INSTRUCTIONS FOR THE TASK
The reply must be the number of lines in the following material that include the word "Online", and nothing more.

PROVIDED RECORDS
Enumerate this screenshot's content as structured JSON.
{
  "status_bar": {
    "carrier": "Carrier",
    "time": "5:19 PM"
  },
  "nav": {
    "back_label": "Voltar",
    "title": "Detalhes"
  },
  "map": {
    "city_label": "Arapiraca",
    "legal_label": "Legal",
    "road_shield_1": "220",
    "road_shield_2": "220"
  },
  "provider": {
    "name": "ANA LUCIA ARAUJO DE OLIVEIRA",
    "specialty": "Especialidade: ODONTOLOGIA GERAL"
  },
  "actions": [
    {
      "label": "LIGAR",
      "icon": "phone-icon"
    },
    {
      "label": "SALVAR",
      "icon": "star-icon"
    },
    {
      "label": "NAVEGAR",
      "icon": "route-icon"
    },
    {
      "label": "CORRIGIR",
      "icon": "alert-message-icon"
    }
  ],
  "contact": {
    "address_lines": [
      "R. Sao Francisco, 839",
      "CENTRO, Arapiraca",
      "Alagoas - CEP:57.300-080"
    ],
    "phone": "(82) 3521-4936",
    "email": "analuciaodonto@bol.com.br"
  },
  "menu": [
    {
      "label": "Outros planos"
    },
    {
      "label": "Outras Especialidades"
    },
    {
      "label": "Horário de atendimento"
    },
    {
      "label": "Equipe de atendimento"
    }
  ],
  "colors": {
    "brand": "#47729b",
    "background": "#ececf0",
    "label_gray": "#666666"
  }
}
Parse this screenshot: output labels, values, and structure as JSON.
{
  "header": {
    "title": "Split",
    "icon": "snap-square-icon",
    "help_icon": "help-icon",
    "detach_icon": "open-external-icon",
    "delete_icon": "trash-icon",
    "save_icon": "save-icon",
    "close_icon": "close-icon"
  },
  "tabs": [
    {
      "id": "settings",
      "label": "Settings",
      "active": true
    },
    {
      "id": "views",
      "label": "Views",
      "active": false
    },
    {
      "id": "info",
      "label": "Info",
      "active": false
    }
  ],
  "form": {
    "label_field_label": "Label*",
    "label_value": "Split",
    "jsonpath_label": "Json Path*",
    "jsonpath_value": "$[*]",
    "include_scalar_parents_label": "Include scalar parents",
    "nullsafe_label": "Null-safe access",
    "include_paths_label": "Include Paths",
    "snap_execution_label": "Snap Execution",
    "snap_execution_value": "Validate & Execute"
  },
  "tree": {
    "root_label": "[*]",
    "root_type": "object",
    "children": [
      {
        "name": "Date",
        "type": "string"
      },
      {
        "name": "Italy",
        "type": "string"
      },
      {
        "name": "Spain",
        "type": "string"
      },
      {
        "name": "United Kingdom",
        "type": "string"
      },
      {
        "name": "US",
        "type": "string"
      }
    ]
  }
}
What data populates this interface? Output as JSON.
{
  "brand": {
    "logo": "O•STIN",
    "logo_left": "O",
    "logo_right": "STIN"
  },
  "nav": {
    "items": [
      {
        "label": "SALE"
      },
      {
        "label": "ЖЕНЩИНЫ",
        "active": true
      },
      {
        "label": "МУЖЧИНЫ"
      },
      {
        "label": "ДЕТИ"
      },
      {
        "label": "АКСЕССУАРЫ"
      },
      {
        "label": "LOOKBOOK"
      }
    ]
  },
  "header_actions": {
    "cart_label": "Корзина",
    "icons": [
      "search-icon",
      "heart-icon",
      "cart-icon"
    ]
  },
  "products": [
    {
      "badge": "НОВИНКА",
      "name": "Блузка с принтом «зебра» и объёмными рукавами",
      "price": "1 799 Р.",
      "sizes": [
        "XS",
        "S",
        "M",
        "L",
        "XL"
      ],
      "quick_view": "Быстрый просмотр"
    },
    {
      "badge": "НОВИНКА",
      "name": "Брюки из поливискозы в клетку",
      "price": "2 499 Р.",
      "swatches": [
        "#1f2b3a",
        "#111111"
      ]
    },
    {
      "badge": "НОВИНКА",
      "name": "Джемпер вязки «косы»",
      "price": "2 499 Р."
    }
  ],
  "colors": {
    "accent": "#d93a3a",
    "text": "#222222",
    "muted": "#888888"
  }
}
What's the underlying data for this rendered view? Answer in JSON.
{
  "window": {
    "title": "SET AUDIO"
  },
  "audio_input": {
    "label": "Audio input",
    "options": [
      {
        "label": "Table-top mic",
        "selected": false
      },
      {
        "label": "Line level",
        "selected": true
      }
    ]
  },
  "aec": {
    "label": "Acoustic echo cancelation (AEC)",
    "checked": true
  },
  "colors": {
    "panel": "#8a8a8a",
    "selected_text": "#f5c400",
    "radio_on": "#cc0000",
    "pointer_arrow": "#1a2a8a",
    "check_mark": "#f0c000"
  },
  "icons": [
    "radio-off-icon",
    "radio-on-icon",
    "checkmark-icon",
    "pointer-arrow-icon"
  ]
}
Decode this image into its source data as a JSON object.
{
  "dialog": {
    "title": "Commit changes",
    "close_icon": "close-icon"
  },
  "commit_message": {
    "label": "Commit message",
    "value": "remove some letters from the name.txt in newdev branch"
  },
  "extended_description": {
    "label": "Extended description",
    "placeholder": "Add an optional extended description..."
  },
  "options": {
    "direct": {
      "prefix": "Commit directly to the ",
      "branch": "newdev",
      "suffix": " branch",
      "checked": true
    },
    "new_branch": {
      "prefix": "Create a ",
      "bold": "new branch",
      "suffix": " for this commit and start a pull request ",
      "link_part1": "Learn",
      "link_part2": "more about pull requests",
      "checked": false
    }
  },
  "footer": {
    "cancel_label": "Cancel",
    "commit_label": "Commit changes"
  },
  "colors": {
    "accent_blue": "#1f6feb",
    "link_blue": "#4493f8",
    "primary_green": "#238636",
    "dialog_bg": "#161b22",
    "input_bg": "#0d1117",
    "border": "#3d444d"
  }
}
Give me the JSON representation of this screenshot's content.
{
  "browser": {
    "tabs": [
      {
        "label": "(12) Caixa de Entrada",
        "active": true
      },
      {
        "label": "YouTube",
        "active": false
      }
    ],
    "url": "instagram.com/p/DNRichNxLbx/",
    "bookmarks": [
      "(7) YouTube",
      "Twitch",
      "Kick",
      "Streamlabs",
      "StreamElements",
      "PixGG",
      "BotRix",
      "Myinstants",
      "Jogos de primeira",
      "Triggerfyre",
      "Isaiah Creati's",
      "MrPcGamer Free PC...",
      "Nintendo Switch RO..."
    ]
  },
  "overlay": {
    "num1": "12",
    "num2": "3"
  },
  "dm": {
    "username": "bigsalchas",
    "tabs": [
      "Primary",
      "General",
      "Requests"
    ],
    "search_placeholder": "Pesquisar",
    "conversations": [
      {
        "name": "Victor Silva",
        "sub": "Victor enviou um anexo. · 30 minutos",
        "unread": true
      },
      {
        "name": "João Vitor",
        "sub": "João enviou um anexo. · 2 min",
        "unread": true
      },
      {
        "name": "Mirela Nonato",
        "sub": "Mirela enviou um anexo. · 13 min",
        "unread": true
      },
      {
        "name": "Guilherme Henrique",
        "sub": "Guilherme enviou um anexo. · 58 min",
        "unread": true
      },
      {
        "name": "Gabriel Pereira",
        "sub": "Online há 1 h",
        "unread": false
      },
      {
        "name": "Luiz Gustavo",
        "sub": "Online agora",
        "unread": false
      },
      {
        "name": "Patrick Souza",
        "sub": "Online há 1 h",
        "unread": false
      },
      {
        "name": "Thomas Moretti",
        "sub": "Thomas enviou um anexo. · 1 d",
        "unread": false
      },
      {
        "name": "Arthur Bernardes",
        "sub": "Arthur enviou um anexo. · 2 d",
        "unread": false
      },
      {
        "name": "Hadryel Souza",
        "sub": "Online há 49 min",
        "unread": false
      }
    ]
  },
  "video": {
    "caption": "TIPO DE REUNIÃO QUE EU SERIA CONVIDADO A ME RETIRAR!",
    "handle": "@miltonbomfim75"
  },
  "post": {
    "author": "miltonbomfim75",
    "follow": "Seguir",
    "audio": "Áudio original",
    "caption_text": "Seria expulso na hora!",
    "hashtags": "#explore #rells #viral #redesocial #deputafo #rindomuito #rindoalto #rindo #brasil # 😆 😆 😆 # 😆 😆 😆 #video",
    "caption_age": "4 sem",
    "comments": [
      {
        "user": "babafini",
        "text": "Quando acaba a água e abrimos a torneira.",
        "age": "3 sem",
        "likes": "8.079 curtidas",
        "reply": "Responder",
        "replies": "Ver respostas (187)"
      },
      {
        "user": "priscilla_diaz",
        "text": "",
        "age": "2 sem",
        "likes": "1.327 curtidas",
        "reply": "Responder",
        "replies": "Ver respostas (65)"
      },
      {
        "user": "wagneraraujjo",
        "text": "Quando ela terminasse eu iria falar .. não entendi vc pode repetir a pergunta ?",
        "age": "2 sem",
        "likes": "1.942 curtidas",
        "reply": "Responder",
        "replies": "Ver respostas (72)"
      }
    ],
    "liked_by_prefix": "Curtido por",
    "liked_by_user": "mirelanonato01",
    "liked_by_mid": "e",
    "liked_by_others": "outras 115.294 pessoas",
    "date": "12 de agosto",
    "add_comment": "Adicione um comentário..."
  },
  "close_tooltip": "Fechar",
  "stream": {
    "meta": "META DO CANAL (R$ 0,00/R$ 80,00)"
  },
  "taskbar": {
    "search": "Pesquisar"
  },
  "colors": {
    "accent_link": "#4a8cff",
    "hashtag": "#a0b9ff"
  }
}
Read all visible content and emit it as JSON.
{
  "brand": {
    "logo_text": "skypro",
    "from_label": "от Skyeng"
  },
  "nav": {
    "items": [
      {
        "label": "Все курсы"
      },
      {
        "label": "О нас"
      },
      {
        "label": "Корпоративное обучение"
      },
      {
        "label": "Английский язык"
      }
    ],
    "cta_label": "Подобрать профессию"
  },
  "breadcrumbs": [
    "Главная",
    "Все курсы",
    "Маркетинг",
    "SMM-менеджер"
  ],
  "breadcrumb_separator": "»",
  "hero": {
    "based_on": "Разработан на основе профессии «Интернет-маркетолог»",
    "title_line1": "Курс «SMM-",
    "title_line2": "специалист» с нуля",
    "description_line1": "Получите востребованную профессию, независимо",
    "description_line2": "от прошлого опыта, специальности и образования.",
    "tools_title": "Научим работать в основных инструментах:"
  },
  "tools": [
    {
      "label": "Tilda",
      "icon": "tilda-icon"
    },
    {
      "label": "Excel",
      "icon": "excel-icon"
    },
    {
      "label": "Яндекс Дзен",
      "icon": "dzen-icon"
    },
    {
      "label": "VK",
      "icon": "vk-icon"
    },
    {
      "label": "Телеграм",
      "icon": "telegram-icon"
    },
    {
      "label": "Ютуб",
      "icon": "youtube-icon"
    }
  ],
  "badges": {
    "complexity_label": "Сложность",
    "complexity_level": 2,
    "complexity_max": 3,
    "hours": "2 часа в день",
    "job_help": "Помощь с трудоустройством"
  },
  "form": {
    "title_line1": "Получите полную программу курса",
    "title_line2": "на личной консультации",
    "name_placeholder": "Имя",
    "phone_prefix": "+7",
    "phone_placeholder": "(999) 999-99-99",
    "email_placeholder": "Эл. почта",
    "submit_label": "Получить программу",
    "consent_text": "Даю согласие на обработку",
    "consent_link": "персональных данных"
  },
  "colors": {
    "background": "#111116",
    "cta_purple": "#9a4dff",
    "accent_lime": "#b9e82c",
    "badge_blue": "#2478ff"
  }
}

THE COMPLETED TASK
4